“It won’t even be reported.”

“No, I know,” I said. “And that sort of thing matters to you.”

“Of course it does.”

“But the trouble with you is, it shows.”

“Have it your own way,” said Bowman, “You can stay on at Unexplained Deaths till you rot, for all I care ... ”
The victim, Staniland, as an upper-class writer, currently living down-at-heel, shares some biographical baggage with Raymond; undoubtedly an effective resource to draw on as the murder victim is portrayed as one of the most fully rounded and carefully executed characters I’ve encountered. And he’s dead. As an exploration of the crime, Raymond’s purview covers the full 360 degrees; he misses nothing, getting under the skin of all his characters with a skill I still find is unmatched.

As the case proceeds, the investigating officer uncovers Staniland’s tape-recorded journal, an eerie voice from beyond the grave which brings two disparate strands of the story together, unites victim and avenger and delves deeper into the heart of darkness. A pained relationship between the victim and a woman called Barbara is revealed; she is a classic femme fatale, but Raymond’s detective turns the tables on her, beginning a relationship to ferret out information about the murder. Barbara’s connection to a man called Harvey Fenton, whom Staniland refers to as the “Laughing Cavalier” on his tapes, contains the vital key to solving the crime. From Staniland’s recordings:
Last night I met the Laughing Cavalier again in the Agincourt. I don’t know if I can really stand going in there much longer, in spite of my determination. Barbara was with me. This terrible man hates me. He gives off waves of hatred towards me, even when his back is turned. It’s strange to be the object of raw, naked hatred, it glares out of the person at you like the truth, or a disease.
In these two, barely socialized psychopaths, Raymond’s detective confronts the failures of a rotten, brutal society which had turned on itself like a mad dog chasing its tail. As Britain’s Conservative Thatcher government of the ’80s was starving the miners and breaking union power to facilitate the transition to all-out consumerism, those people at society’s low end were of little value; life was cheap.

Derek Raymond offers us disillusioned mean streets.
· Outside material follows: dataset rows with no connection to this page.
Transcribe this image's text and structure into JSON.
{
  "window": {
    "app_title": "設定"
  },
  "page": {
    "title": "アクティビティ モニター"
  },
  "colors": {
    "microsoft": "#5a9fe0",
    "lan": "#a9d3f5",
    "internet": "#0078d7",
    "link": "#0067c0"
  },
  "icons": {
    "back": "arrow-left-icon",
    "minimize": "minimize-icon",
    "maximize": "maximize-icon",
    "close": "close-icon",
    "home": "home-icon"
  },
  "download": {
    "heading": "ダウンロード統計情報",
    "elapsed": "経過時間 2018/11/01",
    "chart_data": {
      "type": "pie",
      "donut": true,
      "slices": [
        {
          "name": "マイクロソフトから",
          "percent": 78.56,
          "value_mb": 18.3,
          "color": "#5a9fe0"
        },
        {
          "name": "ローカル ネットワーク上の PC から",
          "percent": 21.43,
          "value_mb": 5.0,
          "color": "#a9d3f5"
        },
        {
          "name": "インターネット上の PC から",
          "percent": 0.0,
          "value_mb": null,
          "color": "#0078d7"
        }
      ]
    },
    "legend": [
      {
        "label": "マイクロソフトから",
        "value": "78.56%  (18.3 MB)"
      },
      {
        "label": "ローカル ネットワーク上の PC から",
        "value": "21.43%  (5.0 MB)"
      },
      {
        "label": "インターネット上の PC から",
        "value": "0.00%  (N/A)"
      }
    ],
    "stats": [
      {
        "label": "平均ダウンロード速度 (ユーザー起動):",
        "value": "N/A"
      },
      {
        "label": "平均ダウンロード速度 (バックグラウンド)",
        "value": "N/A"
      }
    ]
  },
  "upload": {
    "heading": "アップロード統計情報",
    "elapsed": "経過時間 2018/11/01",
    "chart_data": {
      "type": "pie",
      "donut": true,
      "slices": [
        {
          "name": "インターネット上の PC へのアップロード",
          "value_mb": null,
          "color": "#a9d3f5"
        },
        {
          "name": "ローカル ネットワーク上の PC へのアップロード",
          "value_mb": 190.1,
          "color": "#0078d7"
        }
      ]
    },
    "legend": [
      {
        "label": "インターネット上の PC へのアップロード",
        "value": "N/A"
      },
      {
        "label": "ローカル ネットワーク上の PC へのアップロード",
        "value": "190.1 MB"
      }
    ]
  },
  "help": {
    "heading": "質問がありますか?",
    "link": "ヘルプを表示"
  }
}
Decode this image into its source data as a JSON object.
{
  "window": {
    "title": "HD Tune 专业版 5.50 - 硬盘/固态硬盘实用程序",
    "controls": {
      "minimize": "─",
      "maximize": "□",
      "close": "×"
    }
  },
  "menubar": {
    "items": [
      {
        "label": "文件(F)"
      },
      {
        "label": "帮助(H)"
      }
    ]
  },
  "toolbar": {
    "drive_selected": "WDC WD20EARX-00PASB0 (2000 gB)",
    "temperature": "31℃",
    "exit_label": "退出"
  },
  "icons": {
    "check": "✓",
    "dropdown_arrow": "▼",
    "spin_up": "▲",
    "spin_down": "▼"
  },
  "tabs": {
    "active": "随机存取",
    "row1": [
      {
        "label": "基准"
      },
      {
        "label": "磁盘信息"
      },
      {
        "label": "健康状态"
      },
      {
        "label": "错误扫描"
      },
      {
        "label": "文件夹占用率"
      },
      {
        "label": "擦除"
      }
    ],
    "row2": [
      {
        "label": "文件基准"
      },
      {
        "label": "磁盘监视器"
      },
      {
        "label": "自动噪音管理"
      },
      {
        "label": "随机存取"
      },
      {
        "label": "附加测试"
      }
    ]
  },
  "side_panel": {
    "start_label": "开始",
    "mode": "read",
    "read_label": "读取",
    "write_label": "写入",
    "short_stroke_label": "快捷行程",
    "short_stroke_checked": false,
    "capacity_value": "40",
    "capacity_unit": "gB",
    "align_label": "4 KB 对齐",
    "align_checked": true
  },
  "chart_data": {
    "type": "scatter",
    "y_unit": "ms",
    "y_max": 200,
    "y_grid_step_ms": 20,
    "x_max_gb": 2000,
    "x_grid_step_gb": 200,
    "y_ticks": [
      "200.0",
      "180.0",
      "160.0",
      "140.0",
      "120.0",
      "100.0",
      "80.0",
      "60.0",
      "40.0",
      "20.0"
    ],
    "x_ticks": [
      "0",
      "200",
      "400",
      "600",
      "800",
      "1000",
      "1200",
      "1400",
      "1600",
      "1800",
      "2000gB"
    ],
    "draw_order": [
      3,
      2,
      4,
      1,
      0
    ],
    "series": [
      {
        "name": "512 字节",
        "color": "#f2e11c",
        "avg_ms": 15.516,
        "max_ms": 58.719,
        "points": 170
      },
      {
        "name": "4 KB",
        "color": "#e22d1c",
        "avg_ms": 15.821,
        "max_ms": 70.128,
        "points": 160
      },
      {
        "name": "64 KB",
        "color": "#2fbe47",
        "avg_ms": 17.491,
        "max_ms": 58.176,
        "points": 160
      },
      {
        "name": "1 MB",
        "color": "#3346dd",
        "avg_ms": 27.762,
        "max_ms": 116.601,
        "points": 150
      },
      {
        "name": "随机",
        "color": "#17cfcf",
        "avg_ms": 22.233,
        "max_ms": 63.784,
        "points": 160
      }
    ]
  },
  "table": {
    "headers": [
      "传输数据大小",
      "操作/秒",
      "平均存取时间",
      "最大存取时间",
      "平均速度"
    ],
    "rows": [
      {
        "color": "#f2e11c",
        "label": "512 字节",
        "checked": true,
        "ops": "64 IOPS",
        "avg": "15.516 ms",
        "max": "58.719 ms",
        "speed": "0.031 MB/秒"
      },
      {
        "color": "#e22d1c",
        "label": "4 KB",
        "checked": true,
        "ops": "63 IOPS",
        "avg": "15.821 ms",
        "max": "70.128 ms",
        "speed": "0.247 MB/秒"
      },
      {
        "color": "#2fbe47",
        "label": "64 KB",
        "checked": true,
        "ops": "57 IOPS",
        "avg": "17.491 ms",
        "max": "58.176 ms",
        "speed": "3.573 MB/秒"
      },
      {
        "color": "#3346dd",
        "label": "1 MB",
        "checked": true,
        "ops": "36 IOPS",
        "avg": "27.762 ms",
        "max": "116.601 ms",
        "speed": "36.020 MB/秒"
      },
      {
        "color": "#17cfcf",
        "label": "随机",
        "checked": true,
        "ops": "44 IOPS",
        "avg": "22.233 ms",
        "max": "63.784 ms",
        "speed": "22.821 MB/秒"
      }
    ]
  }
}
His detective no more cares for upholding the mores of a diseased corporate body than he does for playing a role in the chaos; he’s trying simply to make sense of it all. To find some understanding. It’s an existential quest for meaning. Pure undiluted noir from a man who knew the life, and wrote the book on it.

NEXT UP: The Devil’s Home on Leave (1985)


Evan Lewis said...

I'm sold, Tony. I'll be looking for this.

Paul D Brazill said...

Top post. One of my favourite book titles too.